Task to carry out –
Look through the records below and state how many lines carry the string "true", adding nothing.

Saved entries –
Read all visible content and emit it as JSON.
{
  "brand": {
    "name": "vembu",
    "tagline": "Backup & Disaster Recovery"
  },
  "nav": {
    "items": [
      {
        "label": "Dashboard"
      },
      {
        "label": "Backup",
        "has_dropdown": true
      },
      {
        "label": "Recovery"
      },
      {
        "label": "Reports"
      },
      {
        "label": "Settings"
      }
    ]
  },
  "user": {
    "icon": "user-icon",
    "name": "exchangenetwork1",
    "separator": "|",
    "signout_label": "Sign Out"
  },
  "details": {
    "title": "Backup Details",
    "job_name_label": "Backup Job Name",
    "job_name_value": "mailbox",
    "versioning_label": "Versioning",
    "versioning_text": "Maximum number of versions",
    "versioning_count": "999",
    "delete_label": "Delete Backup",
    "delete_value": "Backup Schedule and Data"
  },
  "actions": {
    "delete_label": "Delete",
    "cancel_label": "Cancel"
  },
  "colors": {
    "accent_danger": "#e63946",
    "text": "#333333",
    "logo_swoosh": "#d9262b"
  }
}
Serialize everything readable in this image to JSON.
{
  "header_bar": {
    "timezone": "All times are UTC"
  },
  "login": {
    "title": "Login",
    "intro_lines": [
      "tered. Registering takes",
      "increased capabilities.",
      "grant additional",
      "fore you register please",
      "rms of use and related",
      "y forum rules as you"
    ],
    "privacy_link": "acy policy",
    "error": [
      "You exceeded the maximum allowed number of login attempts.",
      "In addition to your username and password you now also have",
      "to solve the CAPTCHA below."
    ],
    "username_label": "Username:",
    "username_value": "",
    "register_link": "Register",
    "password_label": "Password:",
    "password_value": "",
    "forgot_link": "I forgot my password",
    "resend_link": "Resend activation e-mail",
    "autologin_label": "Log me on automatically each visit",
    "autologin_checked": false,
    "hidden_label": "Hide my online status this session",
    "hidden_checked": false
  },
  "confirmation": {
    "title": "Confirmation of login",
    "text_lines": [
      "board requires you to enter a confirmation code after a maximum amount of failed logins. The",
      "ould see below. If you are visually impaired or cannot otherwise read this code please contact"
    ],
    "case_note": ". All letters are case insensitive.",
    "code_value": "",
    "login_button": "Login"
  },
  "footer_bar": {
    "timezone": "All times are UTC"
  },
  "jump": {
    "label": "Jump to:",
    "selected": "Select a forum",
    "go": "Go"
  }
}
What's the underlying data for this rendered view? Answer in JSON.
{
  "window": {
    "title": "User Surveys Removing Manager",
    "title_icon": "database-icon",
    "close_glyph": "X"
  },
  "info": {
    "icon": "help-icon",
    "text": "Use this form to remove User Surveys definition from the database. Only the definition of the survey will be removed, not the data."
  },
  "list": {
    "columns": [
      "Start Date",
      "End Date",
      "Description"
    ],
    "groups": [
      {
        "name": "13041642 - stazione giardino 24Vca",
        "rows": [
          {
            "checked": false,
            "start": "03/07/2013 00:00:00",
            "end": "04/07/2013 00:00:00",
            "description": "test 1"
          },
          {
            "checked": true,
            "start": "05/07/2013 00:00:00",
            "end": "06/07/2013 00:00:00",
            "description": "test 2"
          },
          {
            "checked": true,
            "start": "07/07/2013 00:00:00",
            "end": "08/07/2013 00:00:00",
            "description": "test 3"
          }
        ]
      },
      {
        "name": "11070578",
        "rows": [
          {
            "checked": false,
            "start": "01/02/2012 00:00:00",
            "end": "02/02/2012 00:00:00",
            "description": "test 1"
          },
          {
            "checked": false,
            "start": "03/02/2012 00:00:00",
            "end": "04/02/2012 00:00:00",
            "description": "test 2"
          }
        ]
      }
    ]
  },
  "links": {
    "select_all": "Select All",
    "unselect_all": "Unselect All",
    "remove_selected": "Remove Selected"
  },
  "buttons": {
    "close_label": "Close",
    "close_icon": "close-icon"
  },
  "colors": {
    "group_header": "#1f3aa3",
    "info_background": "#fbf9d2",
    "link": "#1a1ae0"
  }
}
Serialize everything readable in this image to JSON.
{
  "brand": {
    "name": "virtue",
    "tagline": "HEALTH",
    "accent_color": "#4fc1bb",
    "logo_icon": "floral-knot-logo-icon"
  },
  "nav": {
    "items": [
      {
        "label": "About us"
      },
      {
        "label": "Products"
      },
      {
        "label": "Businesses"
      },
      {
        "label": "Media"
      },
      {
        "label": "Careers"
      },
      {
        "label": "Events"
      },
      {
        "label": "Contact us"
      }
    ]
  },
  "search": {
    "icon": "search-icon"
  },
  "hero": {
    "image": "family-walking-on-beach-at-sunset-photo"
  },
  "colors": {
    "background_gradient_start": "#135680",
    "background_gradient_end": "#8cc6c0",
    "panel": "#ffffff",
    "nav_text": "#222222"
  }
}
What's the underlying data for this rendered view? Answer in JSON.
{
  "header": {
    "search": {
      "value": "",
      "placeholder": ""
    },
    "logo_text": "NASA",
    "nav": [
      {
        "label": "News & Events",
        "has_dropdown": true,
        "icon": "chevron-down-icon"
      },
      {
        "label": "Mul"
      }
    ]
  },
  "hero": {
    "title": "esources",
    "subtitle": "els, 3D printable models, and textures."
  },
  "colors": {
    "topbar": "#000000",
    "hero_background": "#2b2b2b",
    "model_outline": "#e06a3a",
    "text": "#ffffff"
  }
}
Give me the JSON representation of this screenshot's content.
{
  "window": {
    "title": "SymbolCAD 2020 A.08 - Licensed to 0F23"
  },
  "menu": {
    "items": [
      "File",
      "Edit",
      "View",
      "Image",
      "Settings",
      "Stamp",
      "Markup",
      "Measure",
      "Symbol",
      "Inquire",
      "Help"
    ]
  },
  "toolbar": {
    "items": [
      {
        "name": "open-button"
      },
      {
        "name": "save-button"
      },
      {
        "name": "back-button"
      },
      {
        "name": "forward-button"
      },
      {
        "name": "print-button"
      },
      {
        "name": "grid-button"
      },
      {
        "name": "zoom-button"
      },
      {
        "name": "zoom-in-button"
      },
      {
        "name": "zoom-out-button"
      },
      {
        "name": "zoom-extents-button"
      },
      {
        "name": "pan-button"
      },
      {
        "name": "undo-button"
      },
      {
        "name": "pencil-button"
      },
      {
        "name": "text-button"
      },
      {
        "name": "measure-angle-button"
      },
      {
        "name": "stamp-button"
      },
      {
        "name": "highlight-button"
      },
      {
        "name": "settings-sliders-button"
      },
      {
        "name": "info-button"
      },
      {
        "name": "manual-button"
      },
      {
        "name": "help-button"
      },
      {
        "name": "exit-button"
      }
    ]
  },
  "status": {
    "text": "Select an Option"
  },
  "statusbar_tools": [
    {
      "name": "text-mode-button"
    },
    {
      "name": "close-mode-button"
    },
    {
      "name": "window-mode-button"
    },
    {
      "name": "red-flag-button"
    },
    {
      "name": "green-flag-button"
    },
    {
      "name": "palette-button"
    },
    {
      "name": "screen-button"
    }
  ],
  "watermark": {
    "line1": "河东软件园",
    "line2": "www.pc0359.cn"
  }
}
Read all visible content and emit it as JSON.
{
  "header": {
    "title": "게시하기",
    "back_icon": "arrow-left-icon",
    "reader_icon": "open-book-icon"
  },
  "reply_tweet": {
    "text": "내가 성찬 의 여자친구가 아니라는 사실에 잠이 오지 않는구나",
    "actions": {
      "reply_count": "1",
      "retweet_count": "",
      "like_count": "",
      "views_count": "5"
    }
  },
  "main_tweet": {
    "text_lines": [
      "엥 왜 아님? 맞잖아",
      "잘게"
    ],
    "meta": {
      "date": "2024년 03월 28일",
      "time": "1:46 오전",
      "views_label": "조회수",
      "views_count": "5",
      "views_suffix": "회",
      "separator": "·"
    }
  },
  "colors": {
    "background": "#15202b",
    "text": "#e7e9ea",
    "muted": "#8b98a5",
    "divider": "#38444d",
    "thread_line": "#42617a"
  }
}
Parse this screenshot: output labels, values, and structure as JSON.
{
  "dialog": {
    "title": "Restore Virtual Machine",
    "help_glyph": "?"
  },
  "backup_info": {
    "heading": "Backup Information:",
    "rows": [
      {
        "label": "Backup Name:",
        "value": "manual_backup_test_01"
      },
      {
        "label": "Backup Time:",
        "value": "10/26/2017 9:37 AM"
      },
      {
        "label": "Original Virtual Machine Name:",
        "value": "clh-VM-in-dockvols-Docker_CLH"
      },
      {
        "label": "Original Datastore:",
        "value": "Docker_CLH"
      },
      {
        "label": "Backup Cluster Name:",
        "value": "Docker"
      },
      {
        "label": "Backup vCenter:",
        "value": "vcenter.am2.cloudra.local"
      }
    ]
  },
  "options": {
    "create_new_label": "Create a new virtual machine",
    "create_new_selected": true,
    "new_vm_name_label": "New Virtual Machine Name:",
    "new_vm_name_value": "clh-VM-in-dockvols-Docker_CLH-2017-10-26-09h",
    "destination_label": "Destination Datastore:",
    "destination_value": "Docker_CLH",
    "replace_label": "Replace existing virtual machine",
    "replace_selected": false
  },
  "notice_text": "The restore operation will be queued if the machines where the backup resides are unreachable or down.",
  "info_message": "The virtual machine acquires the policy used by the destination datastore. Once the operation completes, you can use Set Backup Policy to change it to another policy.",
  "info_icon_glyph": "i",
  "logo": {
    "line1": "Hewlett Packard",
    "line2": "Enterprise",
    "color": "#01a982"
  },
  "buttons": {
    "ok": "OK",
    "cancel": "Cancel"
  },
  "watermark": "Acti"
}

Output of the task –
5